How the hell do you know that I don't! You have no idea what I do, or do not do for charity, so stop being so damned presumptuous.
If the OP of this thread wants to get people folding, then he should create a FAQ based on people's concerns so far in this thread, and post up links to get information. HE wants ME to start folding, so I'll be damned if I'm going to waste my time trawling for information over something I have no great desire to do. It's incumbent upon him to do that.
1. Is it a simple matter to tell f@hmon to use one core, and not all?
2. Can it be scheduled?
3. Can priorities be assigned to the processes running from the software itself and not from task manager?
4. Does it have to use the GPU?
5. Does anyone have any real data on electricity costs for various types of rig for comparison (without folding, and with folding)?
If someone can answer those, and not keep evangelising about how noble it will be of me to pay more for my electricity bill, and being dismissive of those who are sceptical of it's usefulness, I may actually consider it.
So far though.... you're all a little evangelical about it.. as if it's the single most important thing I could be doing with my time and money.
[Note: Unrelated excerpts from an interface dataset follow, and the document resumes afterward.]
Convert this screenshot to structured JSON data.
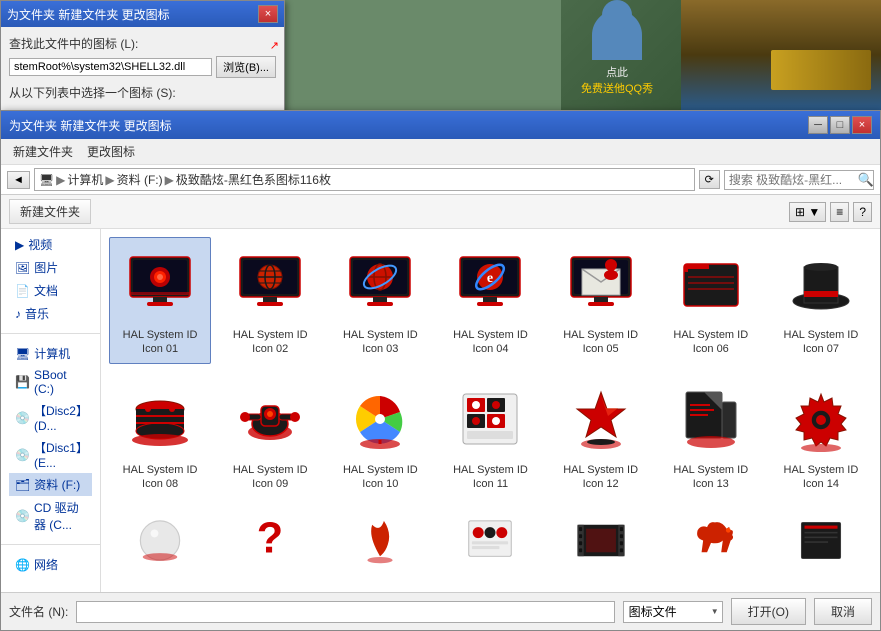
{
  "bg_dialog": {
    "title": "为文件夹 新建文件夹 更改图标",
    "close_btn": "×",
    "label1": "查找此文件中的图标 (L):",
    "input_value": "stemRoot%\\system32\\SHELL32.dll",
    "browse_label": "浏览(B)...",
    "label2": "从以下列表中选择一个图标 (S):"
  },
  "main_window": {
    "title": "为文件夹 新建文件夹 更改图标",
    "close_btn": "×",
    "menu_items": [
      "新建文件夹",
      "更改图标"
    ],
    "address": {
      "parts": [
        "计算机",
        "资料 (F:)",
        "极致酷炫-黑红色系图标116枚"
      ],
      "search_placeholder": "搜索 极致酷炫-黑红..."
    },
    "toolbar": {
      "new_folder_label": "新建文件夹"
    },
    "sidebar_items": [
      {
        "label": "视频"
      },
      {
        "label": "图片"
      },
      {
        "label": "文档"
      },
      {
        "label": "音乐"
      },
      {
        "divider": true
      },
      {
        "label": "计算机"
      },
      {
        "label": "SBoot (C:)"
      },
      {
        "label": "【Disc2】(D..."
      },
      {
        "label": "【Disc1】(E..."
      },
      {
        "label": "资料 (F:)",
        "selected": true
      },
      {
        "label": "CD 驱动器 (C..."
      },
      {
        "divider": true
      },
      {
        "label": "网络"
      }
    ],
    "icons": [
      {
        "id": "01",
        "label": "HAL System ID Icon 01"
      },
      {
        "id": "02",
        "label": "HAL System ID Icon 02"
      },
      {
        "id": "03",
        "label": "HAL System ID Icon 03"
      },
      {
        "id": "04",
        "label": "HAL System ID Icon 04"
      },
      {
        "id": "05",
        "label": "HAL System ID Icon 05"
      },
      {
        "id": "06",
        "label": "HAL System ID Icon 06"
      },
      {
        "id": "07",
        "label": "HAL System ID Icon 07"
      },
      {
        "id": "08",
        "label": "HAL System ID Icon 08"
      },
      {
        "id": "09",
        "label": "HAL System ID Icon 09"
      },
      {
        "id": "10",
        "label": "HAL System ID Icon 10"
      },
      {
        "id": "11",
        "label": "HAL System ID Icon 11"
      },
      {
        "id": "12",
        "label": "HAL System ID Icon 12"
      },
      {
        "id": "13",
        "label": "HAL System ID Icon 13"
      },
      {
        "id": "14",
        "label": "HAL System ID Icon 14"
      }
    ],
    "partial_icons": [
      {
        "id": "15",
        "shape": "sphere"
      },
      {
        "id": "16",
        "shape": "question"
      },
      {
        "id": "17",
        "shape": "plant"
      },
      {
        "id": "18",
        "shape": "items"
      },
      {
        "id": "19",
        "shape": "film"
      },
      {
        "id": "20",
        "shape": "horse"
      },
      {
        "id": "21",
        "shape": "book"
      }
    ],
    "bottom": {
      "filename_label": "文件名 (N):",
      "filename_value": "",
      "filetype_label": "图标文件",
      "open_label": "打开(O)",
      "cancel_label": "取消"
    }
  },
  "colors": {
    "accent_red": "#cc0000",
    "dark_bg": "#1a1a1a",
    "monitor_screen": "#1a1a2e",
    "title_bar_start": "#3a6fd8",
    "title_bar_end": "#2a5ab8",
    "close_btn": "#cc3333"
  }
}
I'm not convinced that it is.
Oh.. and why is my argument lame? Considering that my only real objection to folding is the damned cost of it, if you think it's lame.. pay my electricity bill for me. See if you think it's lame then.
I'm baffled why all us sceptics are being treated as if we've been biting the heads off babies though. I put it to you this debate IS productive. If all of us just kept quiet, or didn't post in this thread, then a great deal of the facts and figures already posted in here wouldn't have seen the light of day.
If anyone is interested in folding, they'll fold, or at least visit the folding forum. You're all here to convert us non believers, hence posting in the hardware forum ( I still maintain this is NOT the right sub-forum for this thread), so instead of bitching that we are raising concerns, fears, and genuine problems you should be thankful it's generating the interest it is! After all, all publicity is good publicity and all that.
Separate names with a comma.